How farmers in Myanmar shape the future of the web

The Atlantic pub­lished The Face­book-Lov­ing Farm­ers of Myan­mar this week. It’s a fan­tas­ti­cal­ly inter­est­ing write-up by Craig Mod of ethno­graph­ic research he under­took in the South­east-Asian coun­try. What makes that mar­ket so par­tic­u­lar­ly inter­est­ing is that Myanmar’s net­work was until recent­ly arti­fi­cial­ly capped and con­trolled by the rul­ing mil­i­tary jun­ta, but a vast num­ber of peo­ple have sud­den­ly come online as the price of a SIM card plum­met­ed:

Mobile SIM cards in Myan­mar have his­tor­i­cal­ly been pro­hib­i­tive­ly expen­sive. In 2014, the cost of a SIM card dropped from about $2,000 USD to $200 USD and then once again, to $1.50 USD.

In a coun­try of 53 mil­lion peo­ple, only 12% had access to cell net­works in 2014. By this year, the government’s plan is to have 74% online. That’s a huge influx of users, and large­ly in rur­al areas. The phones of this new wave of net­worked farm­ing users are com­mon­ly import­ed from Chi­nese man­u­fac­tur­ers, often bought sec­ond-hand. The biggest imped­i­ment to using the inter­net is the cost of data:

They feel each megabyte. For about 10 U.S. cents you can pur­chase 25MB of data. If you buy in bulk (although almost nobody does) you can get 2GB of data for 11,900 Myan­mar Kyat or about $9.20 USD. Most farm­ers grab dataon their scratch cards in 1,000 or 3,000 or 5,000 Kyat chunks. How long it lasts depends on the user. For some 3,000 Kyats gets them through the month. For oth­ers, it lasts only a few days.

What the research dis­cov­ers is that every­one is on Facebook—and often noth­ing else, except per­haps a mes­sag­ing app. The rea­son has lit­tle to do with the social graph, and more with that data restric­tion:
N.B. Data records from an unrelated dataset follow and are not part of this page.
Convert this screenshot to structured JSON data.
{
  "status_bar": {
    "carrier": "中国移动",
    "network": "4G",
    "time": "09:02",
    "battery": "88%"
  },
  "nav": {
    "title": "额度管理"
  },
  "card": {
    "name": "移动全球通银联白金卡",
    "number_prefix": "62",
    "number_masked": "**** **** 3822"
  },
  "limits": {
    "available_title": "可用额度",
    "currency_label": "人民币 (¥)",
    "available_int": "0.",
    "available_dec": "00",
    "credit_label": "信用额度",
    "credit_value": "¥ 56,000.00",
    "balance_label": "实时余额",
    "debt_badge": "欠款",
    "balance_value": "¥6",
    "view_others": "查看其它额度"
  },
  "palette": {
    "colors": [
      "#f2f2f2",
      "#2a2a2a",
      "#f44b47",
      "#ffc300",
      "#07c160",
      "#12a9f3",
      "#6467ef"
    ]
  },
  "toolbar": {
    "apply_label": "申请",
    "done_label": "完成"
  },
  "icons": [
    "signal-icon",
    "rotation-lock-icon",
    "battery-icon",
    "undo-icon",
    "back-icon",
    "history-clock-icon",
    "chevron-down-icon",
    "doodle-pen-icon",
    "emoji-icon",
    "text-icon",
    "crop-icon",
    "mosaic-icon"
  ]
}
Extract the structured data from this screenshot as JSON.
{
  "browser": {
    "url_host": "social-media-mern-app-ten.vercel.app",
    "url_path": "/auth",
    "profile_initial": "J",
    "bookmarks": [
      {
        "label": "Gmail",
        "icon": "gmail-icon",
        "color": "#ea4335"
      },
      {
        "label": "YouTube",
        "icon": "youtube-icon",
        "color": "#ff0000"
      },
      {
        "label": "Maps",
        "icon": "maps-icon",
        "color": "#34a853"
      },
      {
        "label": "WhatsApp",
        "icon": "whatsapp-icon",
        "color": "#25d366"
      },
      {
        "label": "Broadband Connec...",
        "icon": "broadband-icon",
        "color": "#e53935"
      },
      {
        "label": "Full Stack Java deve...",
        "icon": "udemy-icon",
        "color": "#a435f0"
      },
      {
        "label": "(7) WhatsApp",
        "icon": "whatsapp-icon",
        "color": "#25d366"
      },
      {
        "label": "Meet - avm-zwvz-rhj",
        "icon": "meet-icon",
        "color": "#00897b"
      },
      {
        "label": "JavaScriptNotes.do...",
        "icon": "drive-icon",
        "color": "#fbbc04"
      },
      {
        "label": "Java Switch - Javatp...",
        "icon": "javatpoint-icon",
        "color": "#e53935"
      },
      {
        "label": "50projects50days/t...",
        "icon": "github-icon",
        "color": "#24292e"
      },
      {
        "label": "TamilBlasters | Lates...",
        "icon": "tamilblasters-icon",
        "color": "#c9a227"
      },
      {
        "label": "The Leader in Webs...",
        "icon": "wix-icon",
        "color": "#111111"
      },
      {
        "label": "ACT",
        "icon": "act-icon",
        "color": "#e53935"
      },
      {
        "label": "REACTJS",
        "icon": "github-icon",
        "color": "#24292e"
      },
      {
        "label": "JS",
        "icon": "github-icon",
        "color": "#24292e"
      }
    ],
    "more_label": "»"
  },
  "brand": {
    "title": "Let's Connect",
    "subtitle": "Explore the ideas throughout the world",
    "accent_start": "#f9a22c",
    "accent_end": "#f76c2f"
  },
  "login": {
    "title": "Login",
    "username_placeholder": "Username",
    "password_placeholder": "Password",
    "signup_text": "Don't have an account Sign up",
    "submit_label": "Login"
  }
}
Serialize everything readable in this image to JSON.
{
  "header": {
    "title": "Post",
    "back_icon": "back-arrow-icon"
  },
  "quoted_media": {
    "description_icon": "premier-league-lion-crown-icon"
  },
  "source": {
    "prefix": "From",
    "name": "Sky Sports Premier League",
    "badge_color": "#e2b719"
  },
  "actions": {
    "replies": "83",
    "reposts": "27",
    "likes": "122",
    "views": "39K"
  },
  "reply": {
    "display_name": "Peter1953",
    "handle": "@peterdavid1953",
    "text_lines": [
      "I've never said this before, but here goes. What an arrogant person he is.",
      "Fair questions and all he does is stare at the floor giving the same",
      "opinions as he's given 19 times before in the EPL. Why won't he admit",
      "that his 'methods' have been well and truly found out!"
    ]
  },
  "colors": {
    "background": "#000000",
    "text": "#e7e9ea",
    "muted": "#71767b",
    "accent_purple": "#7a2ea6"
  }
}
Face­book has a com­pelling advan­tage over oth­er news apps or even Twit­ter: The con­tent of many posts and news items live inside Face­book itself. There are exter­nal links, but most of the arti­cle sum­maries and pho­tos are self con­tained. As Face­book con­tin­ues to ramp up their Instant Articles—special ver­sions of web arti­cles that are lean­er, load more quick­ly, and are Face­book optimized—the amount of con­tent that lives in Face­book will only increase. For those who are data sen­si­tive, this is a clear virtue.

I wrote recent­ly about Twitter’s planned move to allow 10,000 char­ac­ters in tweets, quot­ing Will Oremus’s arti­cle Twit­ter Isn’t Rais­ing the Char­ac­ter Lim­it. It’s Becom­ing a Walled Gar­den. and its con­tention that:

If I’m right about what’s real­ly going on here, this move will not fun­da­men­tal­ly alter how Twit­ter looks or feels, nor how peo­ple use it. Rather, it will change where online con­tent is host­ed, who con­trols it, and who is in a posi­tion to mon­e­tize it.

I’m not naïve enough to think there’s def­i­nite­ly not an ele­ment of con­trol involved, but my orig­i­nal response was “it’s prob­a­bly more com­pli­cat­ed than that”, and I still think that way. To me this is not nec­es­sar­i­ly about monetising—not yet, at least—but more about being rel­e­vant. Twit­ter are tak­ing a look at the emerg­ing mar­ket and see­ing them­selves with no place in it. Right now, it’s not even a com­pe­ti­tion.

The oth­er com­pa­ny that stands to lose big from this is Google—the open web pow­ers pret­ty much every­thing it does, so los­ing out to Face­book on the next bil­lion online users would be dev­as­tat­ing to its busi­ness. Hence they’re push­ing Accel­er­at­ed Mobile Pages (AMP), a strict and opti­mised sub­set of HTML aimed at pub­lish­ing sto­ries with­out lega­cy adver­tis­ing and track­ing cruft. AMP is set to launch next month, with Twit­ter on board as a part­ner.

Why employ a strict sub­set of HTML rather than get­ting pub­lish­ers to clean up their acts and pro­duce bet­ter-opti­mised pages? Time. Although per­for­mance is a hot top­ic in web devel­op­ment cir­cles, web pages con­tin­ue to get heav­ier. It will take more time to cor­rect that, and the rapid growth of mar­kets like Myan­mar shows that time is an ill-afford­ed lux­u­ry.

Also pub­lished on Medi­um.